It’s only been three months since Auburn’s Carl Lawson had surgery to rebuild a torn ACL, which he suffered during spring practice, and the defensive end already appears to be ahead of schedule with his rehabilitation.
Lawson’s early progress has been promising enough that a couple of his teammates believes he can return to the field this fall.
“I don’t know the timetable on it, but I know he’s doing good, because we were in rehab together all summer, I know he works hard,” defensive end LaDarius Owens told Al.com. “He’s trying to come back as soon as he can.”

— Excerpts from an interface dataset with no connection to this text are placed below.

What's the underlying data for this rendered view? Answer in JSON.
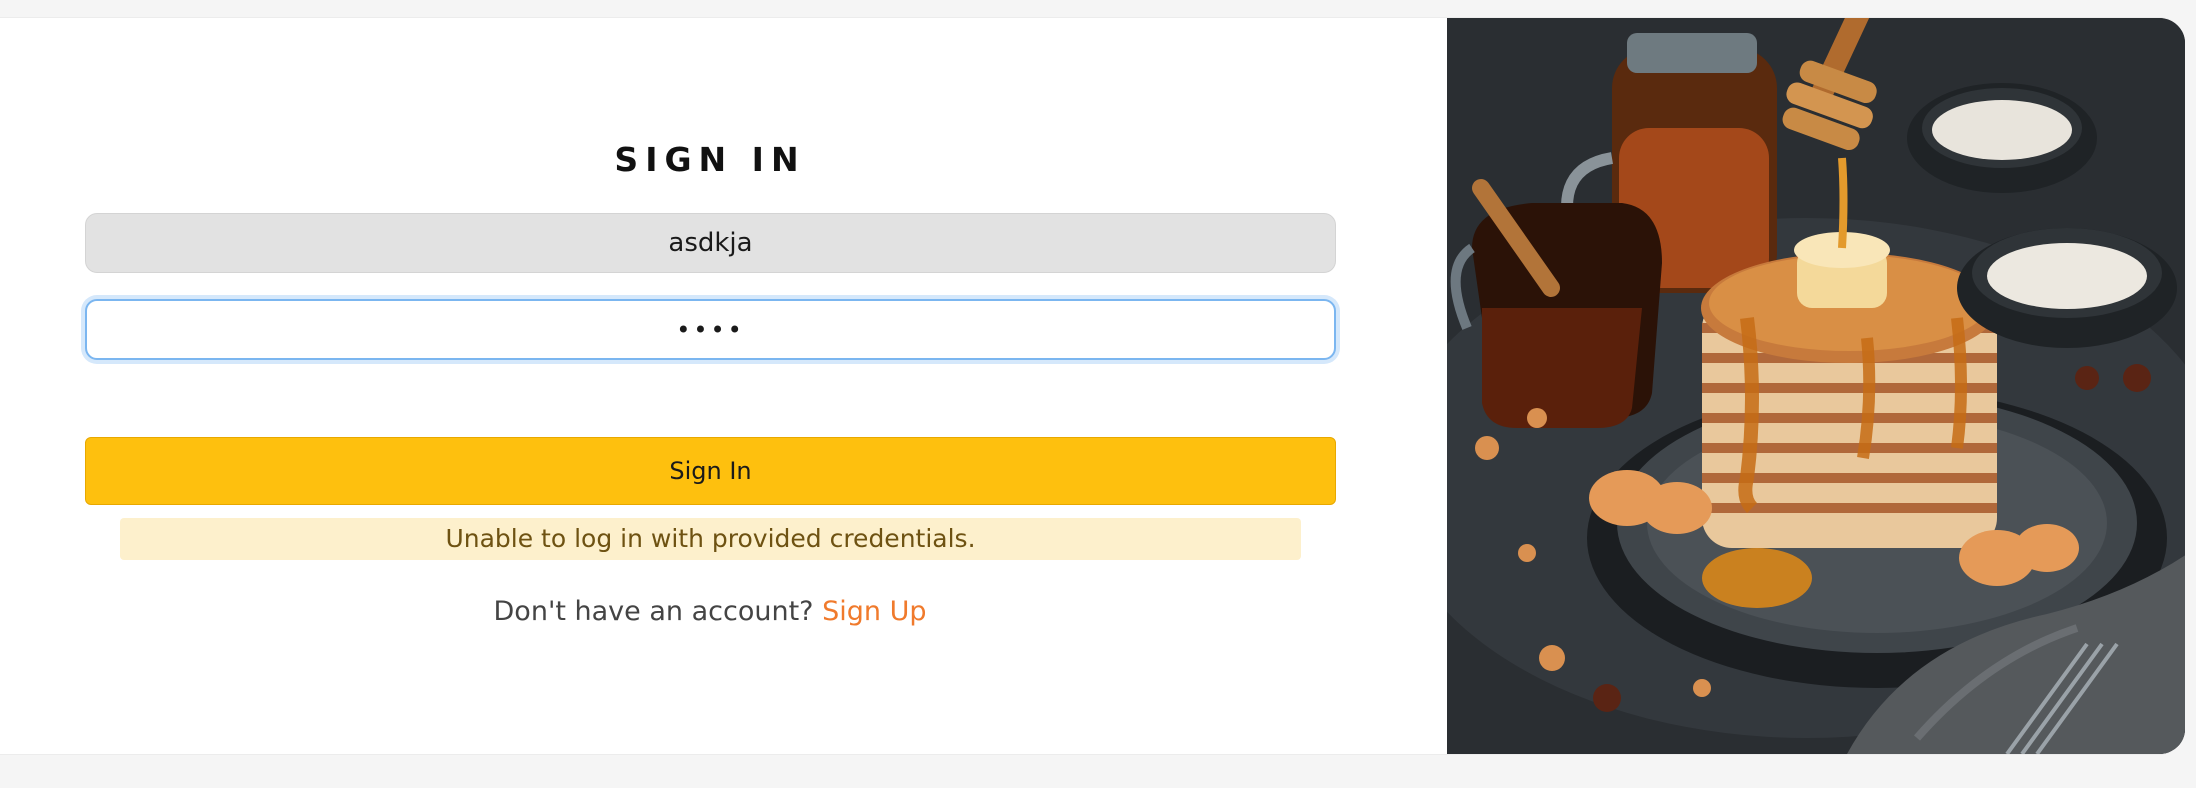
{
  "signin": {
    "title": "SIGN IN",
    "username_value": "asdkja",
    "password_value": "••••",
    "button_label": "Sign In",
    "error_message": "Unable to log in with provided credentials.",
    "signup_prompt": "Don't have an account?",
    "signup_link": "Sign Up"
  },
  "image": {
    "description_icon": "pancakes-with-honey-illustration"
  },
  "colors": {
    "accent_button": "#fec00e",
    "error_background": "#fdf0cc",
    "error_text": "#6e5212",
    "link": "#f07a2c",
    "focus_ring": "#7bb6f0"
  }
}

The normal timetable for an athlete to return from an ACL tear is within six to nine months after surgery. Even if Lawson is ahead of schedule, the earliest Auburn should expect him to return is in November as the team prepares for its stretch run in SEC play. Once Lawson is back on field, it’s unlikely he’ll be the same player he was during a promising freshman campaign when he finished second on team with four sacks. It usually takes a full year before an athlete has full range of motion and confidence in the injured knee.
Despite these concerns, Lawson is impressing those who have seen him in recent weeks.
“He looked good,” linebacker Kris Frost said. “I saw him moving around, a lot, actually. I’m really confident about him being able to come back. I’m not sure when, but you know, whenever the time is right, we’re going to be ready for him.”
While Auburn’s run to the national title game last season was spurred by the team’s innovative offense and overwhelming rushing attack, the Tigers’ defense was led by defensive tackle Gabe Wright. Wright proved to be one of the most disruptive interior defenders in the nation, but his role is expected to expand this fall.
Wright will start the season at defensive tackle, but he’ll also be expected to receive repetitions at defensive end.
Wright was forced to play defensive end during spring practice due to injuries along the defensive line, and the Tigers’ coaching staff came away impressed with his play.
“(Auburn defensive line coach Rodney Gardner) actually wanted to put me in last year, but he just stated I wasn’t mentally ready,” Wright told al.com’s Brandon Marcello. “I respect and I don’t second-guess his decision. If I’m called upon, I will answer the call. There’s no doubt about that. It just shows his confidence in me.”
Wright also wasn’t physically ready to play defensive end last year. He’s down to 290 pounds with enough the athleticism to set the edge and rush the passer.
“I’ve been wanting to drop down body weight since I’ve been here — and body fat — which has been done,” Wright said.
Wright’s versatility will provide insurance along the Tigers’ defensive line after losing Dee Ford to the NFL and Carl Lawson to a potential season-ending ACL injury. Wright’s ability to provide depth at defensive end also allows the ultra-talented Montravius Adams to gain more repetitions at defensive tackle.
While Wright remains one of the best interior defenders in college football, his biggest contribution this season may be his ability to play defensive end until Lawson is fully healthy or one of the Tigers’ young pass rushers are ready to take over the spot.